◆ EXERCISE GOAL
Could the entries below be reproduced exactly, with the images removed?

◆ Collected data
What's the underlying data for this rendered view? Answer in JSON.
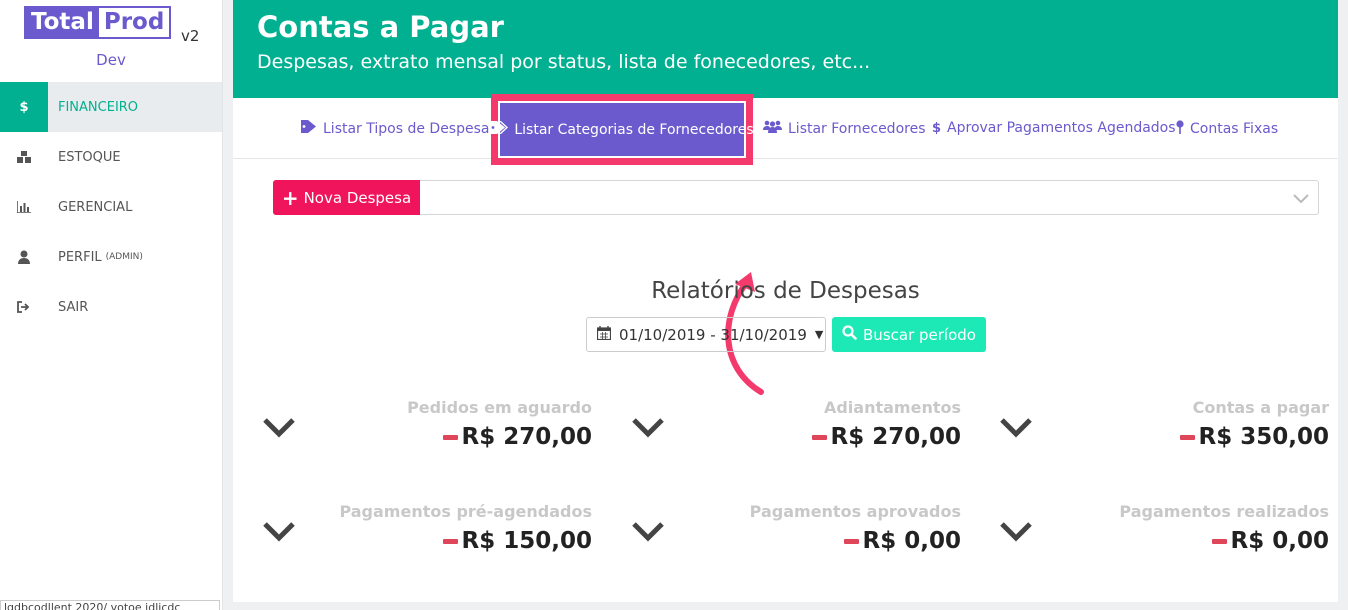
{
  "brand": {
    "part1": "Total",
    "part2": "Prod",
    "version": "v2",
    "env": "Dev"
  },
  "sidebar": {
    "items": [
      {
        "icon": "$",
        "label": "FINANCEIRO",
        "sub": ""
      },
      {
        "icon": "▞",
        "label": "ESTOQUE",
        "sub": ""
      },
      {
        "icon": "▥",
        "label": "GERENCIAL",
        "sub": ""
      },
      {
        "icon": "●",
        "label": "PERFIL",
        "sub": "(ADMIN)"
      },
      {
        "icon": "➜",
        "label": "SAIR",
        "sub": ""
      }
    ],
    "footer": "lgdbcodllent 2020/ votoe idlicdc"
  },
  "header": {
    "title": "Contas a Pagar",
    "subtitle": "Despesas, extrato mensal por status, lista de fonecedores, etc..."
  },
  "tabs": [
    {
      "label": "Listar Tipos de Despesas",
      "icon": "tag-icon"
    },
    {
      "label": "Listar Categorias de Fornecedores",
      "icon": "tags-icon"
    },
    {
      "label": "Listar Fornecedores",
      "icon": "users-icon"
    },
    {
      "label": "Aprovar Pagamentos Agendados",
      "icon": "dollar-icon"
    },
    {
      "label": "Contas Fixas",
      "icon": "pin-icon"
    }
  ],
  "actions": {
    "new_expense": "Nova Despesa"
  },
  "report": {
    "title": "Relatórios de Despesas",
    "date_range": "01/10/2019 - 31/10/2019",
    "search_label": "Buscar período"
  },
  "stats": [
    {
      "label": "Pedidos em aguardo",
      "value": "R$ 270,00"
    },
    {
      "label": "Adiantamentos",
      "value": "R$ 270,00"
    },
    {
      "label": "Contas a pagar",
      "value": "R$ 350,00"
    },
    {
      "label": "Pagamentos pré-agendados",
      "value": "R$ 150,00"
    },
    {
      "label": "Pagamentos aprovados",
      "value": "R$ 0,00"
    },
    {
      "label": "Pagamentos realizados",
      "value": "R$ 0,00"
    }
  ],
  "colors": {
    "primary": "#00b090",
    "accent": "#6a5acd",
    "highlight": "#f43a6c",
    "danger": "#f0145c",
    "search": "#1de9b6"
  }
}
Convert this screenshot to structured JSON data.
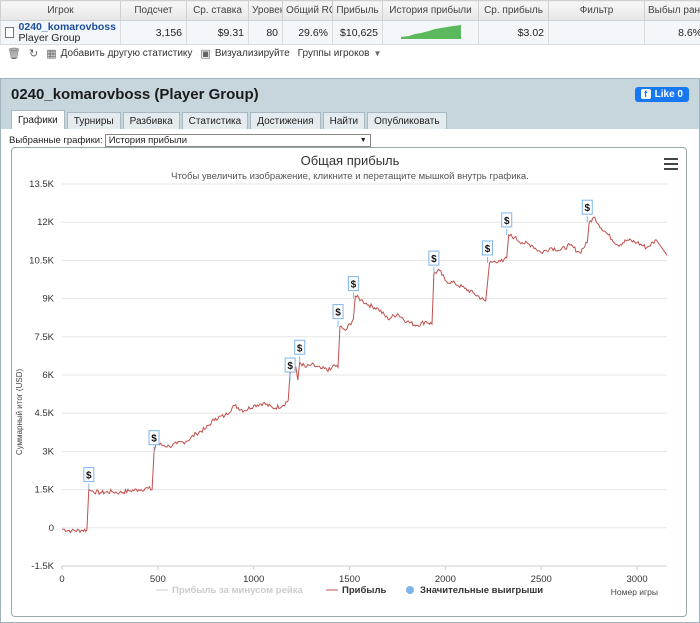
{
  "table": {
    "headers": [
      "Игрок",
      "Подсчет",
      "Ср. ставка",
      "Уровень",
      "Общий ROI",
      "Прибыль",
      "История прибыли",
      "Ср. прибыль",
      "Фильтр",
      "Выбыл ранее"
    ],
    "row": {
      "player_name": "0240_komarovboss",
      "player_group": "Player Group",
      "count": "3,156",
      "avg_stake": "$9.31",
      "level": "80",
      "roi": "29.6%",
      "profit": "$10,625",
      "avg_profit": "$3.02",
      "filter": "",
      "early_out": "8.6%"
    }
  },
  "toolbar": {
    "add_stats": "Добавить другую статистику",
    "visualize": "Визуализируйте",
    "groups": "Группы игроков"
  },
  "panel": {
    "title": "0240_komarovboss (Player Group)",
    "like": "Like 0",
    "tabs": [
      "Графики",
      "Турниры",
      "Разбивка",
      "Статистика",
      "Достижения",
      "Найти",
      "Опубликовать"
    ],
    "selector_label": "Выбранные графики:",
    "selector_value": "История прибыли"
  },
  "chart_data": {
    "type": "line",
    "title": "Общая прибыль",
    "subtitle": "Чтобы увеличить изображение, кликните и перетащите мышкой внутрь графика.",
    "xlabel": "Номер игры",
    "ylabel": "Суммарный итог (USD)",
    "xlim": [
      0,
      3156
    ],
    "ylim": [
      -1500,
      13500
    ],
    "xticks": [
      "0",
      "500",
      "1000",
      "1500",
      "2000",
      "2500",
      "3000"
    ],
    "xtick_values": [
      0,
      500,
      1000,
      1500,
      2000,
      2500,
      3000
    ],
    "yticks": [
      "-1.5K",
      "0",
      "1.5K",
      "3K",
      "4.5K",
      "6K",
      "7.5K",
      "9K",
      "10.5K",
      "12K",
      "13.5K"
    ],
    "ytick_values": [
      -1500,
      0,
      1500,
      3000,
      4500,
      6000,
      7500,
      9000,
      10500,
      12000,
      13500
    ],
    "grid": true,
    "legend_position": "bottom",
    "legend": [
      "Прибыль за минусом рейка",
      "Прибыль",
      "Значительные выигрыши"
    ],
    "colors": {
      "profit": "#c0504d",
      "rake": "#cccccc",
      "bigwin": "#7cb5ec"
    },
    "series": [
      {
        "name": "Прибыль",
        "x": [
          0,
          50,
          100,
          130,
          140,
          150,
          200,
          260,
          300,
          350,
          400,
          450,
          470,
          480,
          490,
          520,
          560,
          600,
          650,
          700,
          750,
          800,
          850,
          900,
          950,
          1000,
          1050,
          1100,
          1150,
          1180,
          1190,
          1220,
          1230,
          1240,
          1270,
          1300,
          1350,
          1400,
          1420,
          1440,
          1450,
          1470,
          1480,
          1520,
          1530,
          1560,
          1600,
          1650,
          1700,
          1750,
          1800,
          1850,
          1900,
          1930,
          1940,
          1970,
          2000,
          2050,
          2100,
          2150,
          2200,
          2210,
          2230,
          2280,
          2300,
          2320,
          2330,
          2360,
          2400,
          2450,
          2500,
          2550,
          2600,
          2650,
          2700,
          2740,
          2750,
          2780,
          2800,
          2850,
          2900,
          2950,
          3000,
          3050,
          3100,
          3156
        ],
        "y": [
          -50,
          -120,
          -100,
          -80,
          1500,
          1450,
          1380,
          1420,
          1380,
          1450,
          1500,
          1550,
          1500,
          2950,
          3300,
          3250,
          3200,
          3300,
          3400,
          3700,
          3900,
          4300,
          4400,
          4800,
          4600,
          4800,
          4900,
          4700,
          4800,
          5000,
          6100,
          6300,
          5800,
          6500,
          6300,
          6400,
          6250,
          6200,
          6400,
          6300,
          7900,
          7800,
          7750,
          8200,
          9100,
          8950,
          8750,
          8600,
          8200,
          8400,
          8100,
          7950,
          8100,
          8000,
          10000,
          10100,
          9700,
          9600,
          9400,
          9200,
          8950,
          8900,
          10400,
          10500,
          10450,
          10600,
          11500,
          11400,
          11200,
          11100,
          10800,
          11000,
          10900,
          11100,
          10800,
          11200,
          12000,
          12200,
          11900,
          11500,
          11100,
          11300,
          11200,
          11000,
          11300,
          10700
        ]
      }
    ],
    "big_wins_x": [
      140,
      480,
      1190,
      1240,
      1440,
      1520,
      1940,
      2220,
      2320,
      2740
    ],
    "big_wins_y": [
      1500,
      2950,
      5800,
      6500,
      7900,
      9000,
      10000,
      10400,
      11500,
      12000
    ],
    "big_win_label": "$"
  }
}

◆ EXPECTED ANSWER
What's the underlying data for this rendered view? Answer in JSON.
{
  "brand": {
    "part1": "Total",
    "part2": "Prod",
    "version": "v2",
    "env": "Dev"
  },
  "sidebar": {
    "items": [
      {
        "icon": "$",
        "label": "FINANCEIRO",
        "sub": ""
      },
      {
        "icon": "▞",
        "label": "ESTOQUE",
        "sub": ""
      },
      {
        "icon": "▥",
        "label": "GERENCIAL",
        "sub": ""
      },
      {
        "icon": "●",
        "label": "PERFIL",
        "sub": "(ADMIN)"
      },
      {
        "icon": "➜",
        "label": "SAIR",
        "sub": ""
      }
    ],
    "footer": "lgdbcodllent 2020/ votoe idlicdc"
  },
  "header": {
    "title": "Contas a Pagar",
    "subtitle": "Despesas, extrato mensal por status, lista de fonecedores, etc..."
  },
  "tabs": [
    {
      "label": "Listar Tipos de Despesas",
      "icon": "tag-icon"
    },
    {
      "label": "Listar Categorias de Fornecedores",
      "icon": "tags-icon"
    },
    {
      "label": "Listar Fornecedores",
      "icon": "users-icon"
    },
    {
      "label": "Aprovar Pagamentos Agendados",
      "icon": "dollar-icon"
    },
    {
      "label": "Contas Fixas",
      "icon": "pin-icon"
    }
  ],
  "actions": {
    "new_expense": "Nova Despesa"
  },
  "report": {
    "title": "Relatórios de Despesas",
    "date_range": "01/10/2019 - 31/10/2019",
    "search_label": "Buscar período"
  },
  "stats": [
    {
      "label": "Pedidos em aguardo",
      "value": "R$ 270,00"
    },
    {
      "label": "Adiantamentos",
      "value": "R$ 270,00"
    },
    {
      "label": "Contas a pagar",
      "value": "R$ 350,00"
    },
    {
      "label": "Pagamentos pré-agendados",
      "value": "R$ 150,00"
    },
    {
      "label": "Pagamentos aprovados",
      "value": "R$ 0,00"
    },
    {
      "label": "Pagamentos realizados",
      "value": "R$ 0,00"
    }
  ],
  "colors": {
    "primary": "#00b090",
    "accent": "#6a5acd",
    "highlight": "#f43a6c",
    "danger": "#f0145c",
    "search": "#1de9b6"
  }
}
Convert this screenshot to structured JSON data.
{
  "table": {
    "headers": [
      "Игрок",
      "Подсчет",
      "Ср. ставка",
      "Уровень",
      "Общий ROI",
      "Прибыль",
      "История прибыли",
      "Ср. прибыль",
      "Фильтр",
      "Выбыл ранее"
    ],
    "row": {
      "player_name": "0240_komarovboss",
      "player_group": "Player Group",
      "count": "3,156",
      "avg_stake": "$9.31",
      "level": "80",
      "roi": "29.6%",
      "profit": "$10,625",
      "avg_profit": "$3.02",
      "filter": "",
      "early_out": "8.6%"
    }
  },
  "toolbar": {
    "add_stats": "Добавить другую статистику",
    "visualize": "Визуализируйте",
    "groups": "Группы игроков"
  },
  "panel": {
    "title": "0240_komarovboss (Player Group)",
    "like": "Like 0",
    "tabs": [
      "Графики",
      "Турниры",
      "Разбивка",
      "Статистика",
      "Достижения",
      "Найти",
      "Опубликовать"
    ],
    "selector_label": "Выбранные графики:",
    "selector_value": "История прибыли"
  },
  "chart_data": {
    "type": "line",
    "title": "Общая прибыль",
    "subtitle": "Чтобы увеличить изображение, кликните и перетащите мышкой внутрь графика.",
    "xlabel": "Номер игры",
    "ylabel": "Суммарный итог (USD)",
    "xlim": [
      0,
      3156
    ],
    "ylim": [
      -1500,
      13500
    ],
    "xticks": [
      "0",
      "500",
      "1000",
      "1500",
      "2000",
      "2500",
      "3000"
    ],
    "xtick_values": [
      0,
      500,
      1000,
      1500,
      2000,
      2500,
      3000
    ],
    "yticks": [
      "-1.5K",
      "0",
      "1.5K",
      "3K",
      "4.5K",
      "6K",
      "7.5K",
      "9K",
      "10.5K",
      "12K",
      "13.5K"
    ],
    "ytick_values": [
      -1500,
      0,
      1500,
      3000,
      4500,
      6000,
      7500,
      9000,
      10500,
      12000,
      13500
    ],
    "grid": true,
    "legend_position": "bottom",
    "legend": [
      "Прибыль за минусом рейка",
      "Прибыль",
      "Значительные выигрыши"
    ],
    "colors": {
      "profit": "#c0504d",
      "rake": "#cccccc",
      "bigwin": "#7cb5ec"
    },
    "series": [
      {
        "name": "Прибыль",
        "x": [
          0,
          50,
          100,
          130,
          140,
          150,
          200,
          260,
          300,
          350,
          400,
          450,
          470,
          480,
          490,
          520,
          560,
          600,
          650,
          700,
          750,
          800,
          850,
          900,
          950,
          1000,
          1050,
          1100,
          1150,
          1180,
          1190,
          1220,
          1230,
          1240,
          1270,
          1300,
          1350,
          1400,
          1420,
          1440,
          1450,
          1470,
          1480,
          1520,
          1530,
          1560,
          1600,
          1650,
          1700,
          1750,
          1800,
          1850,
          1900,
          1930,
          1940,
          1970,
          2000,
          2050,
          2100,
          2150,
          2200,
          2210,
          2230,
          2280,
          2300,
          2320,
          2330,
          2360,
          2400,
          2450,
          2500,
          2550,
          2600,
          2650,
          2700,
          2740,
          2750,
          2780,
          2800,
          2850,
          2900,
          2950,
          3000,
          3050,
          3100,
          3156
        ],
        "y": [
          -50,
          -120,
          -100,
          -80,
          1500,
          1450,
          1380,
          1420,
          1380,
          1450,
          1500,
          1550,
          1500,
          2950,
          3300,
          3250,
          3200,
          3300,
          3400,
          3700,
          3900,
          4300,
          4400,
          4800,
          4600,
          4800,
          4900,
          4700,
          4800,
          5000,
          6100,
          6300,
          5800,
          6500,
          6300,
          6400,
          6250,
          6200,
          6400,
          6300,
          7900,
          7800,
          7750,
          8200,
          9100,
          8950,
          8750,
          8600,
          8200,
          8400,
          8100,
          7950,
          8100,
          8000,
          10000,
          10100,
          9700,
          9600,
          9400,
          9200,
          8950,
          8900,
          10400,
          10500,
          10450,
          10600,
          11500,
          11400,
          11200,
          11100,
          10800,
          11000,
          10900,
          11100,
          10800,
          11200,
          12000,
          12200,
          11900,
          11500,
          11100,
          11300,
          11200,
          11000,
          11300,
          10700
        ]
      }
    ],
    "big_wins_x": [
      140,
      480,
      1190,
      1240,
      1440,
      1520,
      1940,
      2220,
      2320,
      2740
    ],
    "big_wins_y": [
      1500,
      2950,
      5800,
      6500,
      7900,
      9000,
      10000,
      10400,
      11500,
      12000
    ],
    "big_win_label": "$"
  }
}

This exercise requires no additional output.